— WORK TASK —
Copy out each entry precisely; no image belongs in the result.

+++

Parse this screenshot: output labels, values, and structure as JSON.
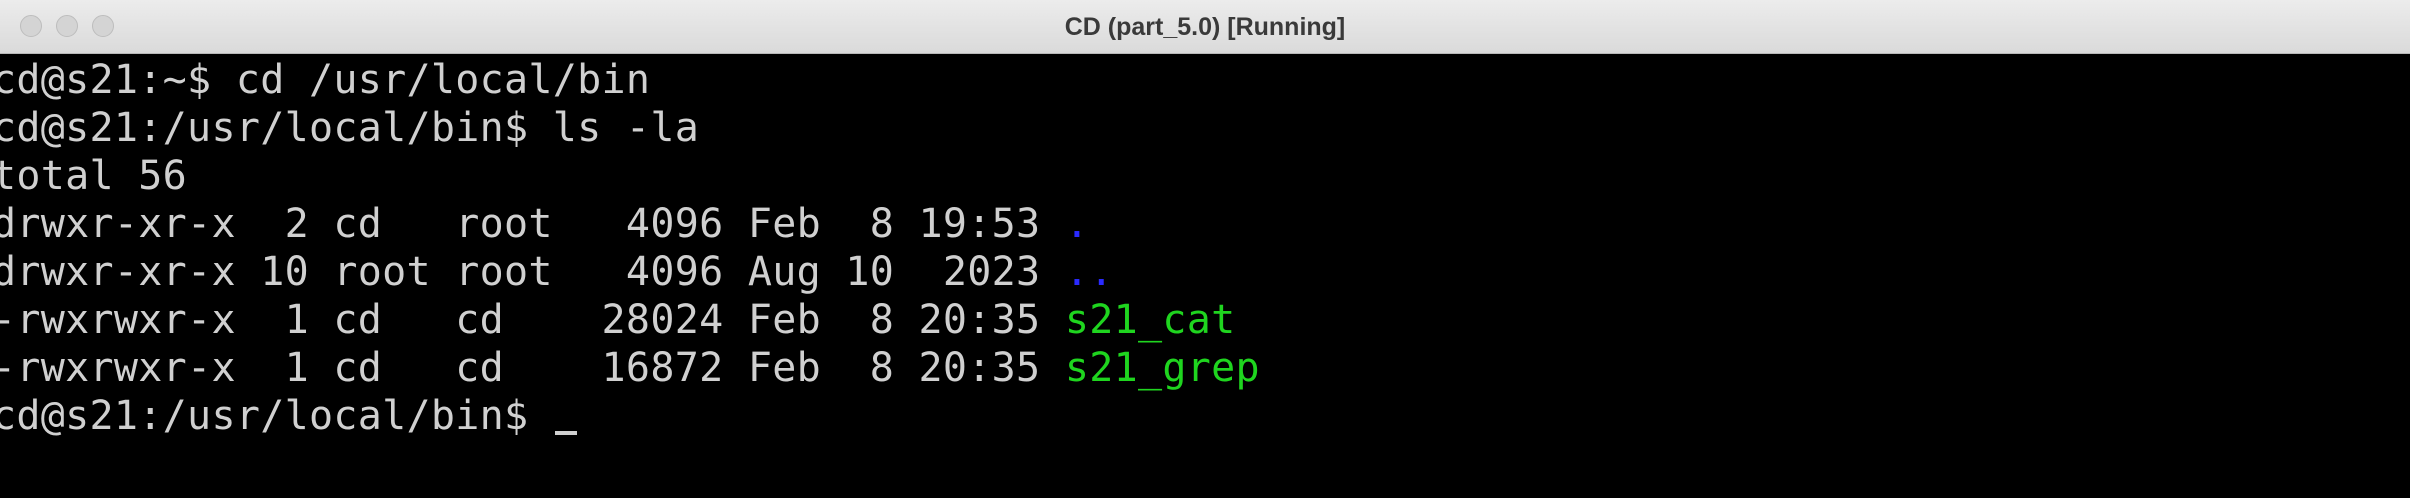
{
  "window": {
    "title": "CD (part_5.0) [Running]"
  },
  "terminal": {
    "lines": [
      {
        "text": "cd@s21:~$ cd /usr/local/bin"
      },
      {
        "text": "cd@s21:/usr/local/bin$ ls -la"
      },
      {
        "text": "total 56"
      },
      {
        "text": "drwxr-xr-x  2 cd   root   4096 Feb  8 19:53 ",
        "name": "."
      },
      {
        "text": "drwxr-xr-x 10 root root   4096 Aug 10  2023 ",
        "name": ".."
      },
      {
        "text": "-rwxrwxr-x  1 cd   cd    28024 Feb  8 20:35 ",
        "name": "s21_cat"
      },
      {
        "text": "-rwxrwxr-x  1 cd   cd    16872 Feb  8 20:35 ",
        "name": "s21_grep"
      },
      {
        "text": "cd@s21:/usr/local/bin$ "
      }
    ]
  },
  "colors": {
    "background": "#000000",
    "text": "#d0d0d0",
    "directory": "#2a2aff",
    "executable": "#1fd51f"
  }
}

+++

— TASK OUTPUT —
Parse this screenshot: output labels, values, and structure as JSON.
{
  "window": {
    "title": "CD (part_5.0) [Running]"
  },
  "terminal": {
    "lines": [
      {
        "text": "cd@s21:~$ cd /usr/local/bin"
      },
      {
        "text": "cd@s21:/usr/local/bin$ ls -la"
      },
      {
        "text": "total 56"
      },
      {
        "text": "drwxr-xr-x  2 cd   root   4096 Feb  8 19:53 ",
        "name": "."
      },
      {
        "text": "drwxr-xr-x 10 root root   4096 Aug 10  2023 ",
        "name": ".."
      },
      {
        "text": "-rwxrwxr-x  1 cd   cd    28024 Feb  8 20:35 ",
        "name": "s21_cat"
      },
      {
        "text": "-rwxrwxr-x  1 cd   cd    16872 Feb  8 20:35 ",
        "name": "s21_grep"
      },
      {
        "text": "cd@s21:/usr/local/bin$ "
      }
    ]
  },
  "colors": {
    "background": "#000000",
    "text": "#d0d0d0",
    "directory": "#2a2aff",
    "executable": "#1fd51f"
  }
}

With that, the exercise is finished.